When it comes to faith, it is not what I have been taught about God, but what I know of God.  A personal journal is the record of a unique and direct experience of myself, not about what other people might think about me.

Knowledge of God begins with this kind of unmediated experience.  God has entered into the lives of individual people.  Such fortunate people have shared this experience with others by word of mouth.  Others have listened and tried to understand and passed this on and written it down.  This is the bedrock of the Bible and of the scriptures of faith.  For centuries, people have read and listened and thought and prayed as we do today.  This is talking about God.  It is sometimes called THEOLOGY.

Theology is conversation.  It has generated many books, much teaching, a long tradition of a Christian way of thinking and living.  The first-hand knowing of God has been explained, interpreted and re-interpreted, so now theology contains much human thinking that needs to be sifted till we again find God at the heart of it all.  We must again dare to talk about God.

© John Allen 2021

20 December 2020 - Advent 4


People, like myself, who think they believe in God need to sort out in their minds what this really means.  Is it something you were brought up with?  Was it a gradual dawning awareness?  Or did it come out of the blue?  Does it make much difference to your way of living?

Half hearted believers are not very convincing.  To others it can seem a fad.  People are aware that only a small minority go to church to take part in worship.  Some churches give the impression of being half hearted.

But sometimes you may encounter someone who is wholehearted, not in a threatening way, but in a way that is attractive. Here is a person who really seems to be happy and who is friendly and interested in you.  This is someone who looks directly at you and smiles and with whom you feel surprisingly comfortable.  You tell a friend, “There was something special about him”.  You confide to another friend, “I felt I could really trust her.  I felt so much better in her presence”.

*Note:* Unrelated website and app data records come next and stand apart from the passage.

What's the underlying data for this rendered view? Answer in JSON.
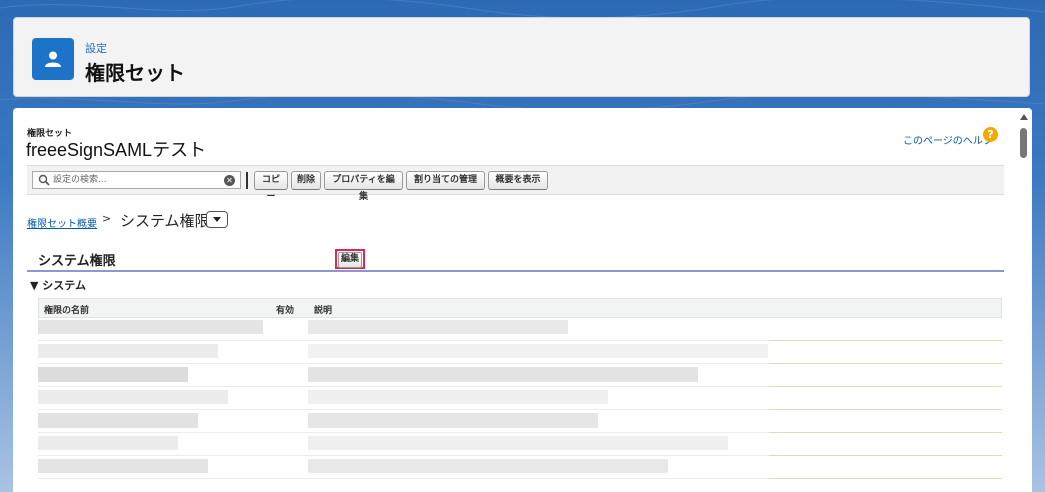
{
  "header": {
    "eyebrow": "設定",
    "title": "権限セット",
    "icon": "user-icon"
  },
  "record": {
    "eyebrow": "権限セット",
    "name": "freeeSignSAMLテスト",
    "help_link": "このページのヘルプ",
    "help_icon": "?"
  },
  "toolbar": {
    "search_placeholder": "設定の検索...",
    "buttons": [
      "コピー",
      "削除",
      "プロパティを編集",
      "割り当ての管理",
      "概要を表示"
    ]
  },
  "breadcrumb": {
    "link": "権限セット概要",
    "separator": ">",
    "current": "システム権限"
  },
  "section": {
    "title": "システム権限",
    "edit_label": "編集",
    "subsection": "▼ システム"
  },
  "table": {
    "columns": [
      "権限の名前",
      "有効",
      "説明"
    ]
  },
  "colors": {
    "accent": "#1d73c8",
    "highlight": "#e0245e",
    "link": "#015ba7"
  }
}
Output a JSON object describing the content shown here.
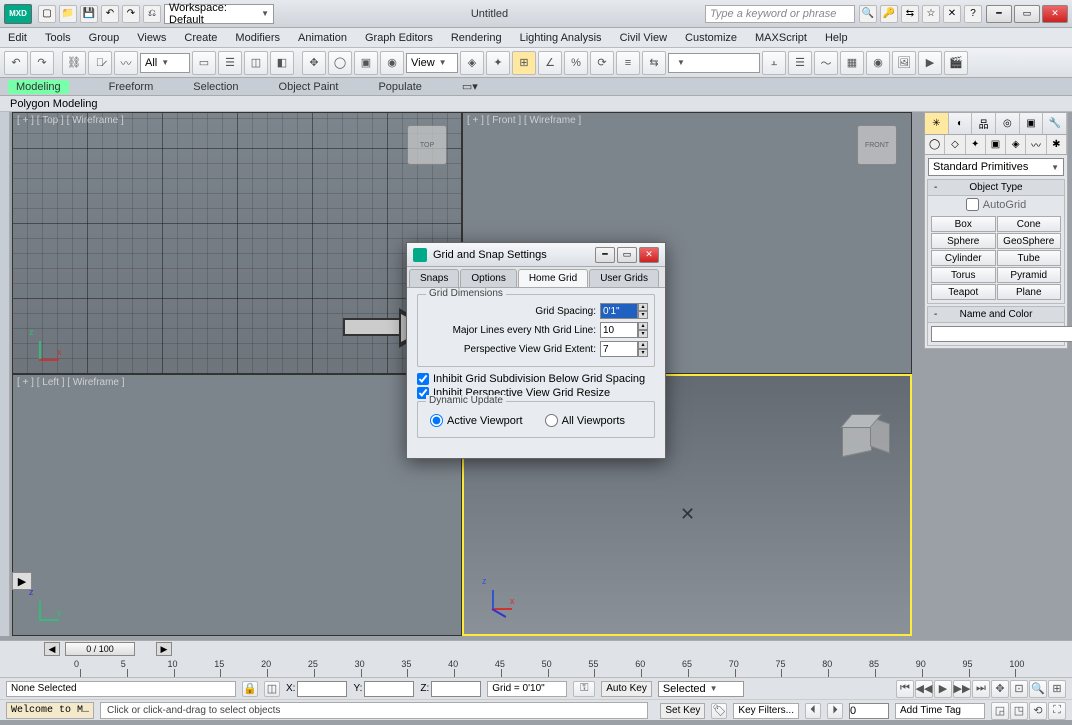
{
  "title": "Untitled",
  "app_badge": "MXD",
  "workspace": {
    "label": "Workspace: Default"
  },
  "search_placeholder": "Type a keyword or phrase",
  "menus": [
    "Edit",
    "Tools",
    "Group",
    "Views",
    "Create",
    "Modifiers",
    "Animation",
    "Graph Editors",
    "Rendering",
    "Lighting Analysis",
    "Civil View",
    "Customize",
    "MAXScript",
    "Help"
  ],
  "toolbar": {
    "sel_filter": "All",
    "ref_coord": "View"
  },
  "ribbon_tabs": [
    "Modeling",
    "Freeform",
    "Selection",
    "Object Paint",
    "Populate"
  ],
  "ribbon_active": "Modeling",
  "subribbon": "Polygon Modeling",
  "viewports": {
    "top": "[ + ] [ Top ]  [ Wireframe ]",
    "front": "[ + ] [ Front ]  [ Wireframe ]",
    "left": "[ + ] [ Left ]  [ Wireframe ]",
    "cube_top": "TOP",
    "cube_front": "FRONT"
  },
  "dialog": {
    "title": "Grid and Snap Settings",
    "tabs": [
      "Snaps",
      "Options",
      "Home Grid",
      "User Grids"
    ],
    "active_tab": "Home Grid",
    "group1": "Grid Dimensions",
    "grid_spacing_lbl": "Grid Spacing:",
    "grid_spacing_val": "0'1\"",
    "major_lbl": "Major Lines every Nth Grid Line:",
    "major_val": "10",
    "extent_lbl": "Perspective View Grid Extent:",
    "extent_val": "7",
    "chk1": "Inhibit Grid Subdivision Below Grid Spacing",
    "chk2": "Inhibit Perspective View Grid Resize",
    "group2": "Dynamic Update",
    "rad1": "Active Viewport",
    "rad2": "All Viewports"
  },
  "cmd": {
    "dropdown": "Standard Primitives",
    "roll1": "Object Type",
    "autogrid": "AutoGrid",
    "buttons": [
      "Box",
      "Cone",
      "Sphere",
      "GeoSphere",
      "Cylinder",
      "Tube",
      "Torus",
      "Pyramid",
      "Teapot",
      "Plane"
    ],
    "roll2": "Name and Color"
  },
  "timeline": {
    "slider": "0 / 100",
    "ticks": [
      "0",
      "5",
      "10",
      "15",
      "20",
      "25",
      "30",
      "35",
      "40",
      "45",
      "50",
      "55",
      "60",
      "65",
      "70",
      "75",
      "80",
      "85",
      "90",
      "95",
      "100"
    ]
  },
  "status": {
    "selection": "None Selected",
    "x": "X:",
    "y": "Y:",
    "z": "Z:",
    "grid": "Grid = 0'10\"",
    "autokey": "Auto Key",
    "selected": "Selected",
    "setkey": "Set Key",
    "keyfilters": "Key Filters...",
    "frame": "0",
    "addtag": "Add Time Tag",
    "welcome": "Welcome to M…",
    "prompt": "Click or click-and-drag to select objects"
  }
}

You join a club because you like the members.  You join an organization because you come to believe in the values they promote.  But you may not feel yourself to be a clubbable person.  So it is that some people who are coming to believe in God do not feel that they want to go to church and remember hearing well meaning people saying, “You don’t need to go to church to be a Christian”.

And you may have a nagging little voice in your mind asking, “Are you really sure?  Are you just deluding yourself?  How can you be certain that there really is a God?”

I have always puzzled about which came first.  Did God come into my life out of the blue or was I first conditioned by the stories I had been told about God.?  Depending on our early upbringing or later encounters, I suppose there is a certain subliminal element.  Religious experience requires stories to make sense of what would otherwise be beyond the normal limits of human comprehension.  This is the language of Faith.

So we come back to Revelation.  The human experience is that God comes into the life of each single individual who will let him.  This experience is conveyed through stories and the core of it is to be found in the Bible.  As we interpret these stories they begin to become our personal story.

© John Allen 2020

Archived blog posts

4 October - 13 December 2020